FLOWERS: Annika’s private CSA takes members who want flowers delivered to them every week during the summer and fall. Members enjoy the beautiful variety of local flowers, information from Farmer Annika about the flowers, a Flower Guide, and a unique note each week. Flower Shares can be added to your farm vegetable share as well. They come carefully wrapped and included in your box with each delivery. Just select Flower Add On Share after choosing your perfect size Veggie Share.

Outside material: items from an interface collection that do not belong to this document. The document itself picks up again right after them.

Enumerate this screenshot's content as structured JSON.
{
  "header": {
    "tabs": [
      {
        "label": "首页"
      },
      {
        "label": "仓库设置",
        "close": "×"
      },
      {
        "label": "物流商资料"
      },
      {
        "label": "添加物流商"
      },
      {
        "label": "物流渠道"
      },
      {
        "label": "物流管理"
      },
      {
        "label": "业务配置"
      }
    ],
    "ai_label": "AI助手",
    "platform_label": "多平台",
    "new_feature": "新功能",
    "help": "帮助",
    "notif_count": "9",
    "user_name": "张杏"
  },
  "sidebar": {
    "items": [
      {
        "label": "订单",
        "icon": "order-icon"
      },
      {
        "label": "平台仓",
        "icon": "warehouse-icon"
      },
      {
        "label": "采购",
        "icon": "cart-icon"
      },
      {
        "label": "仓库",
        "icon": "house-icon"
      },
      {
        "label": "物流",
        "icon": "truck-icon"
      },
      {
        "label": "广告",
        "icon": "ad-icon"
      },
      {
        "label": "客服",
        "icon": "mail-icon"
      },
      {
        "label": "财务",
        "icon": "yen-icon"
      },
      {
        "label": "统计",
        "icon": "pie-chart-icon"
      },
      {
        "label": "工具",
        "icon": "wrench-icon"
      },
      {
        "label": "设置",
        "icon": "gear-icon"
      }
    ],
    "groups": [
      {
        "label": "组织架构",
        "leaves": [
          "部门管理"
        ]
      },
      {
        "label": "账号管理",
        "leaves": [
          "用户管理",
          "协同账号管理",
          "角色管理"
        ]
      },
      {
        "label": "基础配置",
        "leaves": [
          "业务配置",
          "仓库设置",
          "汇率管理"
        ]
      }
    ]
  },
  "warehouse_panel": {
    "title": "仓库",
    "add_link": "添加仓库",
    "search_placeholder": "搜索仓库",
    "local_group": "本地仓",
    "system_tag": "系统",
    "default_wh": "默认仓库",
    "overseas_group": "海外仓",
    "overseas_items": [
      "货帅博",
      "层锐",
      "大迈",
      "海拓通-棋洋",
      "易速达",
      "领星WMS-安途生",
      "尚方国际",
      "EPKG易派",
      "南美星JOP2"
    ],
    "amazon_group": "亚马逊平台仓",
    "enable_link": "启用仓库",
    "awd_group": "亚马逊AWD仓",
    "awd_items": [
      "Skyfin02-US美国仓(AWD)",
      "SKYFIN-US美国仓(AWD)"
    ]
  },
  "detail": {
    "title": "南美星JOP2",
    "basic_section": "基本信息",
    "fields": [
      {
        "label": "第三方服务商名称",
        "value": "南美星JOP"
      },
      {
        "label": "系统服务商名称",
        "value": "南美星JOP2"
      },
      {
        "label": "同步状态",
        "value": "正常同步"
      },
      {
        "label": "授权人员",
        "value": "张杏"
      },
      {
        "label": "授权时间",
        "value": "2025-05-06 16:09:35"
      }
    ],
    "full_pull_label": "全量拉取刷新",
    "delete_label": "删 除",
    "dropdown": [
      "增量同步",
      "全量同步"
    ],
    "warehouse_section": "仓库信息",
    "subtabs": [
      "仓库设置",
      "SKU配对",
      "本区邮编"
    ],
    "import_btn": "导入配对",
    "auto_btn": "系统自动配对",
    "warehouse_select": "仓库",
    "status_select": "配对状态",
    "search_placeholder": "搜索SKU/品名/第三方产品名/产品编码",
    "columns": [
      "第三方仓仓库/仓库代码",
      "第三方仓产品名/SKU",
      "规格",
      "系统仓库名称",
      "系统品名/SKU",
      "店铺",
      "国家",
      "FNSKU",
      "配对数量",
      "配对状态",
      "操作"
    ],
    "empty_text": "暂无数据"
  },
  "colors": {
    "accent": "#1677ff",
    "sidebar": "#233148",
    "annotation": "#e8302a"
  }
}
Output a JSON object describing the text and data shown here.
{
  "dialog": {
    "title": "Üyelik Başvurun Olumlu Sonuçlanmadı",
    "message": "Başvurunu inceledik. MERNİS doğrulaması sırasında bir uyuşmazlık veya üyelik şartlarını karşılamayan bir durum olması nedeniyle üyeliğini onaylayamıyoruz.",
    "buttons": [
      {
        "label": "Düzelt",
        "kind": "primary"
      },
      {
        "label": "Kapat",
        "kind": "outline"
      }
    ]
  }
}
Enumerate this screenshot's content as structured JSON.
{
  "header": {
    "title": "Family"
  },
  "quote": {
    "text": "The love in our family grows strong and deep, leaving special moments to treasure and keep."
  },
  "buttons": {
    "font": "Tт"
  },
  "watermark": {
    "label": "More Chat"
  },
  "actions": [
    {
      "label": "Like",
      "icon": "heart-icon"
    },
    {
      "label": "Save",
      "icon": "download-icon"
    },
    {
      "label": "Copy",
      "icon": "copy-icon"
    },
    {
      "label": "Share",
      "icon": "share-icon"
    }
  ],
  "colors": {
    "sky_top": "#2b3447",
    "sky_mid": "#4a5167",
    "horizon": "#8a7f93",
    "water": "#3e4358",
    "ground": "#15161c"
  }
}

CHEESE: Want to purchase amazing grass-fed artisan cheese from our sister business, Haven Farmstead? The grass-fed dairy cows at Willow Haven Farm are co-owned by farmer Reuben and cheesemaker, Steve. Living on pasture and milked once a day, they produce excellent milk for the best old-world-style cheeses. If you’ve traveled to Europe, you’ll be pleasantly surprised to find the same excellent flavors here in PA. Shop the Cheese Store.